Minnesota may soon become the latest state to guarantee families the right to place hidden cameras in the rooms if long-term care facilities to monitor for incidents of nursing home abuse and neglect.
On February 6, the Minnesota Senate Committee on Family Care and Aging allowed a so-called “granny cam” bill to pass on to the larger Health and Human Services Finance and Policy Committee. The bill was approved by the committee after the testimony of a number of family members whose relatives had suffered abuse or neglect, according to a report published in the Grand Forks Herald.
The bill, SF 11, was introduced last month by State Senator Karin Housley, of St. Marys Point. It is part of a “No Senior Ignored” initiative, which seeks to reform elder care throughout the state.
Did You Know? Millions of Philips CPAP Machines Recalled

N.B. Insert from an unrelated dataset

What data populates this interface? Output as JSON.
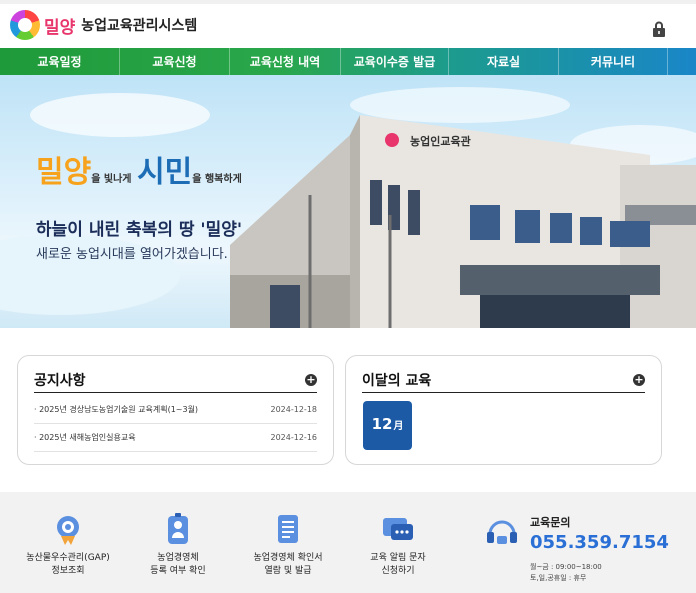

Philips DreamStation, CPAP and BiPAP machines sold in recent years may pose a risk of cancer, lung damage and other injuries.Learn More
If enacted, the new legislation would give family members the right to install secret cameras in relatives’ nursing home rooms, as long as that relative and all residents in that room provide consent. It prohibits retaliation by the nursing home and also prohibits them from interfering with the cameras. If approved, the law would go into effect on January 1, 2020.
The bill is similar to legislation passed into law in Louisiana in May 2018, and other legislation that stalled last year in Missouri.
Part of the debate over the Minnesota bill focused on whether the nursing home should be notified about the camera. The bill now indicates that the default would be to notify the facility about the camera, however, relatives and residents have the option of not notifying them if they fear there may be reprisals. The proposed legislation has passed on a voice vote.
Nursing homes and other opponents of the growing trend say they are concerned about patients’ privacy, or of patients being exploited. Similar bills have been introduced elsewhere, but stalled by nursing home lobbyists who raised the privacy concerns.
Many nursing homes already have cameras installed in the hallways, which the industry argues is sufficient, because of what they say are extensive background checks conducted on employees. However, supporters for nursing home room cameras indicate that only placing the monitoring devices in the hallways fails to protect residents, and prevents family members from monitoring the quality of treatment.
"*" indicates required fields
More Top Stories
State courts are being flooded with thousands of lawsuits over Zantac cancers which have not been included in the consolidated federal Multidistrict Litigation.
The side effects of Gardasil led to the death of a 13-year-old boy, according to a wrongful death lawsuit filed by his parents.
A federal judge says settlement talks to resolve 3M earplug lawsuits were productive, and has ordered negotiations to continue.